The mirrors in SLRs make noise when they move – some more than others. Camera manufacturers have been able to significantly reduce the amount of noise through effective sound-dampening design, but the loud click you hear from many cameras when the shutter is released is primarily caused by the mirror. This can be a disadvantage to the stealthy wildlife photographer whose silence in stalking animals is essential. Because it has no moving mirror, a quality viewfinder camera’s click can be almost inaudible, providing sufficient reason for some wildlife-stalking photographers to make it their camera of choice. Taking pictures silently is important for other photographers, too – for instance, when recording images during a live theater presentation or on an active television or movie production set, where any unusual noise might disrupt the performance or break the mood.

When your SLR is well-made by a reputable manufacturer, it has almost no drawbacks and many attractive and useful features.
When your SLR is well-made by a reputable manufacturer, it has almost no drawbacks and many attractive and useful features.

The components of the single-lens reflex camera’s pentaprism viewing system take up space, making the camera less compact. They also make the camera heavier than a similar viewfinder camera, and provide it with more parts to break down.

Under very low lighting conditions, precise focusing can sometimes be a problem because some light may be lost as it travels through the SLR’s complex viewing system.

Single-lens reflex cameras require the best workmanship and perfect mechanisms for minimum vibration or jarring when releasing the shutter. The focusing screen must be in accurate register with the focus of the lens on the film.

In spite of its drawbacks, the single-lens reflex camera (35mm and its dSLR equivalent) is the most versatile of camera designs, and has the most extensive range of lenses and accessories. Its advantages far outweigh its disadvantages. Note that many lenses designed for 35mm SLRs can be used on digital (dSLR) cameras. Click here for more information.

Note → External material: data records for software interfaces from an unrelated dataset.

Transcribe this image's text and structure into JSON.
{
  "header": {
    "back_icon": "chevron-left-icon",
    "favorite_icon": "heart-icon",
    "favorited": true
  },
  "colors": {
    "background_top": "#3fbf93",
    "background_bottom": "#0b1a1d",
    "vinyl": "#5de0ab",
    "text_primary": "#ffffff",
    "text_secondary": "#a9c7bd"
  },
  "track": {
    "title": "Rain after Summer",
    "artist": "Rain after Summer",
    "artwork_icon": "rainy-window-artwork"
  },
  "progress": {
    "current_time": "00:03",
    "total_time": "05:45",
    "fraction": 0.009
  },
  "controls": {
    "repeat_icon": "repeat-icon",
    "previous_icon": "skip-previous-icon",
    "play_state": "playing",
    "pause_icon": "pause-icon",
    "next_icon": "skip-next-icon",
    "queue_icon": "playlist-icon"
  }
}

The choice of SLRs and dSLRs (digital single lens reflex cameras) available today is wider then ever, with camera makers introducing sophisticated, new models that have built-in microcomputers, tremendously fast shutter speeds (up to 1/8000 sec.), a choice of exposure reading modes, and many other features.

 
Further information...
Using 35mm SLR lenses on dSLR camera bodies